elements of the entry, the body, and the
exit. This could help the students to
appraise the details of the interaction in
Stefan: I would say that interactive
form is about the experiential, aesthetic
qualities of (or in) interacting. It is
then important to articulate, discuss,
and critique how these phenomena
are formed, and how a designer can
approach an understanding of them. A
jumble of questions that can be used as a
reflexive sounding board:
• Are the phenomena situated in the
experiencing subject alone?
• In what way can they be viewed as
• How are the material
manifestations of interactivity
correlated to the phenomena of the
• How are ideas about aesthetic and

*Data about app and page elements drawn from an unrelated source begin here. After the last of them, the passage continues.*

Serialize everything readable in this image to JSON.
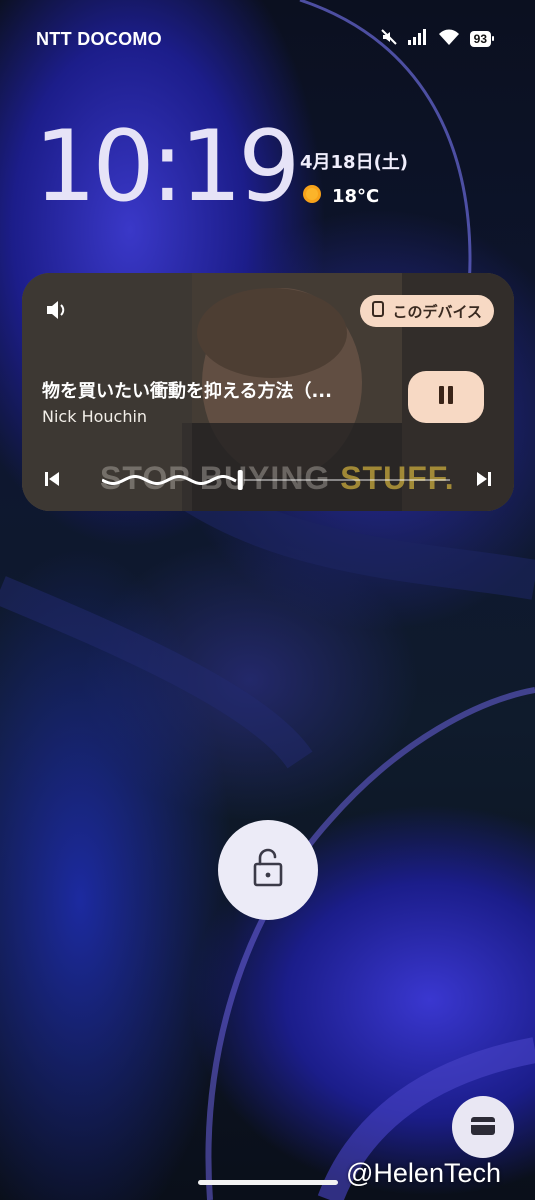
{
  "status_bar": {
    "carrier": "NTT DOCOMO",
    "icons": [
      "mute-icon",
      "signal-icon",
      "wifi-icon"
    ],
    "battery_level": "93"
  },
  "lock_screen": {
    "time": "10:19",
    "date": "4月18日(土)",
    "weather": {
      "icon": "sun-icon",
      "temperature": "18°C"
    }
  },
  "media_player": {
    "output_device_label": "このデバイス",
    "track_title": "物を買いたい衝動を抑える方法（...",
    "artist": "Nick Houchin",
    "artwork_text_1": "STOP BUYING ",
    "artwork_text_2": "STUFF.",
    "progress": 0.39,
    "accent_color": "#f7d9c4"
  },
  "watermark": "@HelenTech"
}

experiential qualities manifested by
making new contexts, by creating new
possibilities for extending our situated
cognition, or by forming new ways of
mediating our acting in the world?
• How are the articulations formed
by conventions, expectations, and
individual and joint instrumental goals?
• How can a designer explore designs
to not only develop an understanding
of an interactive form but also extend
his/her experiences of different ways
of experiencing, understanding, and
articulating interactive form?
To me, that last point goes beyond
the ordinary understanding of the
concept of repertoire. However,
interaction gestalt [ 4] is also a related
term that we could use in this context.
Mattias: I think it relates well. It
seems that when we speak of interactive
form, it relates to the constituents and
constellation of the designed artifact,
that is the primary qualities, but also
the subjective experiences it gives rise
to, the secondary qualities. Interaction
is, however, about the relation between
the artifact and the subjects interacting
with it; hence, qualities of interaction
can be said to be tertiary qualities.
As you note, Stefan, the qualities
of interaction do not take place in a
vacuum, nor do the experiences they
give rise to. This means that interactive
form must be understood as being an
inherently cultural, historical, and
social phenomenon, not only subjective
experience or objective materiality.
Interactive form can also give rise to an
interaction gestalt, a composition that
gives rise to an expression in a unified
concept or pattern that is more than the
sum of its parts.
This will indeed prove to be an
interesting course for both the students
and teachers in graphic design and
communication. It also highlights an
important issue for the interaction
design community: What do we
actually mean when we speak of form in
1. Lim, Y-K., Lee, S-S., and Kim, D-J.
Interactivity attributes for expression-oriented interaction design. International
Journal of Design 5, 3 (2011); http://
2. Löwgren, J. Pliability as an experiential
quality: Exploring the aesthetics of
interaction design. Artifact 1, 2 (2007);
3. Clark, H.H. Arranging to do things
with others. Proc. of CHI ‘96.
M.J. Tauber, ed. ACM, New York,
1996, 165-167. DOI: http://dx.doi.
4. Lim, Y-K., Stolterman, E., Jung,
H., and Donaldson, J. Interaction
gestalt and the design of aesthetic
interactions. Proc. of the 2007 Conference
on Designing Pleasurable Products
and Interfaces. ACM, New York,
2007, 239–254. DOI: http://dx.doi.
Mattias Arvola is an associate professor of
cognitive science, especially interaction design
and user experience, at Linköping University.
Jeffrey Bardzell is a professor of
informatics, especially design theory and
emerging social computing practices, at
Indiana University Bloomington.
Stefan Holmlid is a professor of design,
especially design in service development and
service innovation, at Linköping University.
Jonas Löwgren is a professor of interaction
and information design, especially visualization
and collaborative media, at Linköping
DOI: 10.1145/3226230 COP YRIGHT HELD BY AUTHORS
INTERACTIONS.ACM.ORG JULY–AUGUST 2018 INTERACTIONS 7